• **The problem**
An exact copy of all the data below is needed.

[Excerpts from a dataset]

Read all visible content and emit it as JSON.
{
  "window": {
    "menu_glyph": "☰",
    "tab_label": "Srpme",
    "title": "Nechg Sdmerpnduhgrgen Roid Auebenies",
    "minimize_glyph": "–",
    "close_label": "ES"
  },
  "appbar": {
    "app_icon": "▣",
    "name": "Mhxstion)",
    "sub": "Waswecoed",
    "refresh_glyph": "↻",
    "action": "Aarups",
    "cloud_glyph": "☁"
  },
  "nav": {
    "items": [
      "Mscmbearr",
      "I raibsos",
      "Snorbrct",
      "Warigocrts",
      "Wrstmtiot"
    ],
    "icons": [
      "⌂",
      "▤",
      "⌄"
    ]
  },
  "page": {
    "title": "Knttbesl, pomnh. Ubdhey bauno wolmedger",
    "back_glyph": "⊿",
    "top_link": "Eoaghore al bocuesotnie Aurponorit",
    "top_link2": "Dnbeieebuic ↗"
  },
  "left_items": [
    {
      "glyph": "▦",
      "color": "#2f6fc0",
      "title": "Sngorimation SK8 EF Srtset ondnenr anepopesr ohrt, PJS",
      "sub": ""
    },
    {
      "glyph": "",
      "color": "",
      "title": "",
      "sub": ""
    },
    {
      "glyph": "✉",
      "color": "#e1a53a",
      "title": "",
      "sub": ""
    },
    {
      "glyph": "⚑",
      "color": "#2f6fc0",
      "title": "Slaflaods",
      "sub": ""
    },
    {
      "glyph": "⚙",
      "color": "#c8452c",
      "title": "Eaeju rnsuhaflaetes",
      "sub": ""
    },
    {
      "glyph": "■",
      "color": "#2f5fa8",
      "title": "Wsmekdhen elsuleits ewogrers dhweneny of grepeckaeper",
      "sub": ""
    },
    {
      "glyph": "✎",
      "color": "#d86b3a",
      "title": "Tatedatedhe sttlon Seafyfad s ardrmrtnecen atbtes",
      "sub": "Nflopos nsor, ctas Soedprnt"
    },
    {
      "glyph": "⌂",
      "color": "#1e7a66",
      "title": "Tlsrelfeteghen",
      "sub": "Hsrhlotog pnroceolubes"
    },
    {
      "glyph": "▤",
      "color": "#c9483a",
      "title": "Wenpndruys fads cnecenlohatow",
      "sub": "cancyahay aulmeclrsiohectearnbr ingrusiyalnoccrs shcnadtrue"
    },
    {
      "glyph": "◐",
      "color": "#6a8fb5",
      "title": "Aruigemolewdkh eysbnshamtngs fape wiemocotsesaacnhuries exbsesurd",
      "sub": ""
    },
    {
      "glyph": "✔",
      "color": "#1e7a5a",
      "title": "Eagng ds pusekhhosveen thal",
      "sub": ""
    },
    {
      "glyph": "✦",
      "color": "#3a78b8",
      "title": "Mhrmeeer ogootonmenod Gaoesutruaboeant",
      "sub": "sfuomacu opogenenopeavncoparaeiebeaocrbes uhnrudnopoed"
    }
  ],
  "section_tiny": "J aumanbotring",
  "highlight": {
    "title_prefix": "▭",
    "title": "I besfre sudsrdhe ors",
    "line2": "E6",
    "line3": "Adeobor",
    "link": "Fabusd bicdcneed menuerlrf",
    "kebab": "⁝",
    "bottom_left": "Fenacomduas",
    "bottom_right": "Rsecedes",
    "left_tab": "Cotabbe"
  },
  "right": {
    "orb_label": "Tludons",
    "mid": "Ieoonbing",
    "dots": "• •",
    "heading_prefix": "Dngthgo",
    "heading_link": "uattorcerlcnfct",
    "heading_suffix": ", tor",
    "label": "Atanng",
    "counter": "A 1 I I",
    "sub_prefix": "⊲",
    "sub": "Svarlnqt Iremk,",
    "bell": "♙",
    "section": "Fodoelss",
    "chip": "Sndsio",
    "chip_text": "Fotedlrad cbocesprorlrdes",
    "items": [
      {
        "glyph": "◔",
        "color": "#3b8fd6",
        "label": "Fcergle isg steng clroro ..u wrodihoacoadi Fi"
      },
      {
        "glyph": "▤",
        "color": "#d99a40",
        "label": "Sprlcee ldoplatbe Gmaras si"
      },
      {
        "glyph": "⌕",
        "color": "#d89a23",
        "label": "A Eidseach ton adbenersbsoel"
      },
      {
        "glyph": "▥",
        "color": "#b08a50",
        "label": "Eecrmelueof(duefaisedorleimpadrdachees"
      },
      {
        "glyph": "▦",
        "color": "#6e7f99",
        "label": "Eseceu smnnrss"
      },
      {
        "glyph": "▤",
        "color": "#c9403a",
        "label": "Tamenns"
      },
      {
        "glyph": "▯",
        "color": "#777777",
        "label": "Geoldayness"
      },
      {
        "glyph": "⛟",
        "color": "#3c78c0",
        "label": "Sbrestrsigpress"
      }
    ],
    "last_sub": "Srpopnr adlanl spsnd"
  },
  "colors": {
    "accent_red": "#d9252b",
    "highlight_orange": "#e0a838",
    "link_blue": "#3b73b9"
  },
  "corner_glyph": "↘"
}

• **Written answer**
Read all visible content and emit it as JSON.
{
  "window": {
    "menu_glyph": "☰",
    "tab_label": "Srpme",
    "title": "Nechg Sdmerpnduhgrgen Roid Auebenies",
    "minimize_glyph": "–",
    "close_label": "ES"
  },
  "appbar": {
    "app_icon": "▣",
    "name": "Mhxstion)",
    "sub": "Waswecoed",
    "refresh_glyph": "↻",
    "action": "Aarups",
    "cloud_glyph": "☁"
  },
  "nav": {
    "items": [
      "Mscmbearr",
      "I raibsos",
      "Snorbrct",
      "Warigocrts",
      "Wrstmtiot"
    ],
    "icons": [
      "⌂",
      "▤",
      "⌄"
    ]
  },
  "page": {
    "title": "Knttbesl, pomnh. Ubdhey bauno wolmedger",
    "back_glyph": "⊿",
    "top_link": "Eoaghore al bocuesotnie Aurponorit",
    "top_link2": "Dnbeieebuic ↗"
  },
  "left_items": [
    {
      "glyph": "▦",
      "color": "#2f6fc0",
      "title": "Sngorimation SK8 EF Srtset ondnenr anepopesr ohrt, PJS",
      "sub": ""
    },
    {
      "glyph": "",
      "color": "",
      "title": "",
      "sub": ""
    },
    {
      "glyph": "✉",
      "color": "#e1a53a",
      "title": "",
      "sub": ""
    },
    {
      "glyph": "⚑",
      "color": "#2f6fc0",
      "title": "Slaflaods",
      "sub": ""
    },
    {
      "glyph": "⚙",
      "color": "#c8452c",
      "title": "Eaeju rnsuhaflaetes",
      "sub": ""
    },
    {
      "glyph": "■",
      "color": "#2f5fa8",
      "title": "Wsmekdhen elsuleits ewogrers dhweneny of grepeckaeper",
      "sub": ""
    },
    {
      "glyph": "✎",
      "color": "#d86b3a",
      "title": "Tatedatedhe sttlon Seafyfad s ardrmrtnecen atbtes",
      "sub": "Nflopos nsor, ctas Soedprnt"
    },
    {
      "glyph": "⌂",
      "color": "#1e7a66",
      "title": "Tlsrelfeteghen",
      "sub": "Hsrhlotog pnroceolubes"
    },
    {
      "glyph": "▤",
      "color": "#c9483a",
      "title": "Wenpndruys fads cnecenlohatow",
      "sub": "cancyahay aulmeclrsiohectearnbr ingrusiyalnoccrs shcnadtrue"
    },
    {
      "glyph": "◐",
      "color": "#6a8fb5",
      "title": "Aruigemolewdkh eysbnshamtngs fape wiemocotsesaacnhuries exbsesurd",
      "sub": ""
    },
    {
      "glyph": "✔",
      "color": "#1e7a5a",
      "title": "Eagng ds pusekhhosveen thal",
      "sub": ""
    },
    {
      "glyph": "✦",
      "color": "#3a78b8",
      "title": "Mhrmeeer ogootonmenod Gaoesutruaboeant",
      "sub": "sfuomacu opogenenopeavncoparaeiebeaocrbes uhnrudnopoed"
    }
  ],
  "section_tiny": "J aumanbotring",
  "highlight": {
    "title_prefix": "▭",
    "title": "I besfre sudsrdhe ors",
    "line2": "E6",
    "line3": "Adeobor",
    "link": "Fabusd bicdcneed menuerlrf",
    "kebab": "⁝",
    "bottom_left": "Fenacomduas",
    "bottom_right": "Rsecedes",
    "left_tab": "Cotabbe"
  },
  "right": {
    "orb_label": "Tludons",
    "mid": "Ieoonbing",
    "dots": "• •",
    "heading_prefix": "Dngthgo",
    "heading_link": "uattorcerlcnfct",
    "heading_suffix": ", tor",
    "label": "Atanng",
    "counter": "A 1 I I",
    "sub_prefix": "⊲",
    "sub": "Svarlnqt Iremk,",
    "bell": "♙",
    "section": "Fodoelss",
    "chip": "Sndsio",
    "chip_text": "Fotedlrad cbocesprorlrdes",
    "items": [
      {
        "glyph": "◔",
        "color": "#3b8fd6",
        "label": "Fcergle isg steng clroro ..u wrodihoacoadi Fi"
      },
      {
        "glyph": "▤",
        "color": "#d99a40",
        "label": "Sprlcee ldoplatbe Gmaras si"
      },
      {
        "glyph": "⌕",
        "color": "#d89a23",
        "label": "A Eidseach ton adbenersbsoel"
      },
      {
        "glyph": "▥",
        "color": "#b08a50",
        "label": "Eecrmelueof(duefaisedorleimpadrdachees"
      },
      {
        "glyph": "▦",
        "color": "#6e7f99",
        "label": "Eseceu smnnrss"
      },
      {
        "glyph": "▤",
        "color": "#c9403a",
        "label": "Tamenns"
      },
      {
        "glyph": "▯",
        "color": "#777777",
        "label": "Geoldayness"
      },
      {
        "glyph": "⛟",
        "color": "#3c78c0",
        "label": "Sbrestrsigpress"
      }
    ],
    "last_sub": "Srpopnr adlanl spsnd"
  },
  "colors": {
    "accent_red": "#d9252b",
    "highlight_orange": "#e0a838",
    "link_blue": "#3b73b9"
  },
  "corner_glyph": "↘"
}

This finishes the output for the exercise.